START TASK DATA
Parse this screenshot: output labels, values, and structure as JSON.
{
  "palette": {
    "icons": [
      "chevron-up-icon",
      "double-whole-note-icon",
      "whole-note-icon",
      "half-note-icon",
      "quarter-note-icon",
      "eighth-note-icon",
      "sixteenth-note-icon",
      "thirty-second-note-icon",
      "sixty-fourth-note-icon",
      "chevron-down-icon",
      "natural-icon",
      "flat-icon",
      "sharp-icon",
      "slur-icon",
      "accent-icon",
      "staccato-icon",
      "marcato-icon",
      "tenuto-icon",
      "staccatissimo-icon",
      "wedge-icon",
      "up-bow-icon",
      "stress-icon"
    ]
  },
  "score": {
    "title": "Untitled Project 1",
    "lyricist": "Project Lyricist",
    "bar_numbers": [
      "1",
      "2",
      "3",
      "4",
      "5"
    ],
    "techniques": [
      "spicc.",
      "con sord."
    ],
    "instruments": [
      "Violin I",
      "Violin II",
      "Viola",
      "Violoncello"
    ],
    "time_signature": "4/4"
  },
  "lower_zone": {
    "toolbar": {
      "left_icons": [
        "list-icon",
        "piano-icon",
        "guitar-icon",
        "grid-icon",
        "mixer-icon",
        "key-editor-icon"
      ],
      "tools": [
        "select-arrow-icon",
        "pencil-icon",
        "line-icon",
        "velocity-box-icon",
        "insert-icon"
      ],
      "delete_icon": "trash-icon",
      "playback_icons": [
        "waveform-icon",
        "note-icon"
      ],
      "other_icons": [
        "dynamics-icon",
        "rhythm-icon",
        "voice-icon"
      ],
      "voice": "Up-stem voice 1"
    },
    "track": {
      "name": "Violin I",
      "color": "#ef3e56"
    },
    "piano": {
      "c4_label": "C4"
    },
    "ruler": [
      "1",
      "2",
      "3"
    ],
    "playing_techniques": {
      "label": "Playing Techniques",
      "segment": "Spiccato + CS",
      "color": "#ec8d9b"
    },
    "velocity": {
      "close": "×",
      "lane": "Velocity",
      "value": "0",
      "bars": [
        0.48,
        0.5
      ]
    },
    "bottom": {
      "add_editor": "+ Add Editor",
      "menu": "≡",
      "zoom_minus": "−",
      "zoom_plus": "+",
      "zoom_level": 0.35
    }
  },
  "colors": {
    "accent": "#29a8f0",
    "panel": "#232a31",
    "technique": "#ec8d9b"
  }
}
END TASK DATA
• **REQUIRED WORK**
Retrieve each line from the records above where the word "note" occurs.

• **PROBLEM SOLUTION**
      "double-whole-note-icon",
      "whole-note-icon",
      "half-note-icon",
      "quarter-note-icon",
      "eighth-note-icon",
      "sixteenth-note-icon",
      "thirty-second-note-icon",
      "sixty-fourth-note-icon",
        "note-icon"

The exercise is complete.